Even though we did speak about deforestation and the decrease of fish and bird populations, ecology has become more popular. Do you feel a positive change in your daily activities?
I can happily say that people started becoming more interested in nature. And yes, there are positive changes in my daily activities. Nowadays, all of us can recycle waste; I personally use an electric four-wheeler to reduce noise and pollution, more and more people go for electric cars. It is hard to tell yet if we won’t have to pay for this in the future, but we should really celebrate trying to eliminate fossil fuels. I am also happy that it is forbidden to build electricity windmills in the protected areas. And even though we are still far from Scandinavian countries, the awareness is increasing significantly. 

Despite the increasing awareness, natural disasters increase, too. Once you hear about them, don’t you ever want to quit because it seems like there is nothing that can be done?

Perhaps all of us understand that our efforts towards climate change are very late and that we had to do everything yesterday. But we still must make an effort; otherwise, we will get extinct, just like dinosaurs (laughs). Myself, I always try to stay positive and start from myself, so even if I see that others don’t try, at least I know I’m setting an example with my own behavior. For example, I don’t travel to countries far away – I feel like there is enough nature here in Lithuania. And when I choose from which countries to invite people to my tours, I always pay attention to our closest neighbors; I don’t invite Americans or Australians. Swedes or Germans can get on a ferry and come here, they don’t need to burn huge amounts of fuel to drive or fly here. I think that water transport is one of the most ecological choices. 

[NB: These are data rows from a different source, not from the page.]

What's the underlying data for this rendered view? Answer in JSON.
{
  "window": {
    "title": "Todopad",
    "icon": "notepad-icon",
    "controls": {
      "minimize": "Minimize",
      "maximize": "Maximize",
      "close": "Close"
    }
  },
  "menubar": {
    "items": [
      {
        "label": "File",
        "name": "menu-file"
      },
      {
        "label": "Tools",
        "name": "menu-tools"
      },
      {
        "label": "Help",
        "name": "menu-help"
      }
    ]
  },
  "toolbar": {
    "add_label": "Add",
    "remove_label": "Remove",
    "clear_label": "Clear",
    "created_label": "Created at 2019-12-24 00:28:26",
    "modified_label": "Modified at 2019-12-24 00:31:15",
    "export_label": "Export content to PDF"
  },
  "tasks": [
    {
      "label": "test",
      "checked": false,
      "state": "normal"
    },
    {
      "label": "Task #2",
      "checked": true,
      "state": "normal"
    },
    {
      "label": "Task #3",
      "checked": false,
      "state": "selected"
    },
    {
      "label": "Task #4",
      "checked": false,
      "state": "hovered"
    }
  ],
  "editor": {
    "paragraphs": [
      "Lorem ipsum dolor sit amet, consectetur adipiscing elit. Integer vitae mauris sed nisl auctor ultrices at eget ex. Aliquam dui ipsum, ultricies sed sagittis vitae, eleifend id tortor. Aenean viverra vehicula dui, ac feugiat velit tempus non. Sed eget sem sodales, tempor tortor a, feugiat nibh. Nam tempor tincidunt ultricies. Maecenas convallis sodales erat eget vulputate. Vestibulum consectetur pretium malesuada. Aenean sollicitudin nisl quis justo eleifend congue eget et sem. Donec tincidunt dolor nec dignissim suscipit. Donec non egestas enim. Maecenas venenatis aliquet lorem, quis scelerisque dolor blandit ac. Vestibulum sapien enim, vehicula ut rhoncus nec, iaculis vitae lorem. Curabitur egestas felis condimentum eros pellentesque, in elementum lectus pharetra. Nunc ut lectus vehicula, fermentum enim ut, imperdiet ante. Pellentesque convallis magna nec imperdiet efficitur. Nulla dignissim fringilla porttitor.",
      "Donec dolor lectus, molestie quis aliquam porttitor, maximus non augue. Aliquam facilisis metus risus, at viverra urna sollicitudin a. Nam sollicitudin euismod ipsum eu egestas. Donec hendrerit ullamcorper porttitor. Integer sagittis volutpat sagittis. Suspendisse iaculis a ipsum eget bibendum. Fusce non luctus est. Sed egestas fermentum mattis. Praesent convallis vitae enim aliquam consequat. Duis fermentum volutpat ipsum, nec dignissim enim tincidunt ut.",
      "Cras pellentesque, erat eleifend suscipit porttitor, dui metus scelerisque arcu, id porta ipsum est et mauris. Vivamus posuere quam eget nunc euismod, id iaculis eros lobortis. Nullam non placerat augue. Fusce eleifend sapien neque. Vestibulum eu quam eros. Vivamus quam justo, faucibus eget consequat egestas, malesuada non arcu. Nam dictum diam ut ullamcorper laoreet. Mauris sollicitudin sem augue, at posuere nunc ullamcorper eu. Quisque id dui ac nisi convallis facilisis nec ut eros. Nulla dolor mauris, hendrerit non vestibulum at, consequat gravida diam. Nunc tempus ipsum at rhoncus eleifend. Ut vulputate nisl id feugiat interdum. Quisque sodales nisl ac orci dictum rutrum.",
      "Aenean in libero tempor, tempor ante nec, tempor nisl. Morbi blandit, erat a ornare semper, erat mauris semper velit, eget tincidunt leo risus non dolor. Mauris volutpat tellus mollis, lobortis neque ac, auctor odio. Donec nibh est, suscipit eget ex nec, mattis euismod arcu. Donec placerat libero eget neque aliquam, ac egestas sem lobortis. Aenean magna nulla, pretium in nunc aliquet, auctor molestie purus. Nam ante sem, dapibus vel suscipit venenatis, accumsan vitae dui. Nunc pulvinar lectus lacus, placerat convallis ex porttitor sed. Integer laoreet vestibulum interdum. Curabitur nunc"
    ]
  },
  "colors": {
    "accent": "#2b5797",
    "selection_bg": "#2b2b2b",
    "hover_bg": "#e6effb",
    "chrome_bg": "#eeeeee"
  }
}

What does it really mean to you to love nature?

To me, it is the feeling when you wake up in the morning without thinking how you must get to work or how many problems you’ve got. I wake up with a desire to live, and I always know that I’ll spend my day in nature and recharge. When I’m outdoors, I forget about food and sleep. Nature, to me, is like a charger, I never come back tired or upset from it – on the contrary, I’m full of excitement. I believe that love for nature is also love for oneself, and when a person truly loves nature, they contribute to the well-being of themselves and future generations.

 

Do you have a story to share? Drop us a message: journal@pulsar-vision.com.

Boris Belchev:

I believe that love for nature is also love for oneself, and when a person truly loves nature, they contribute to the well-being of themselves and future generations.

Subscribe and never miss new stories

Visit our Privacy Policy to learn how we’ll use your email address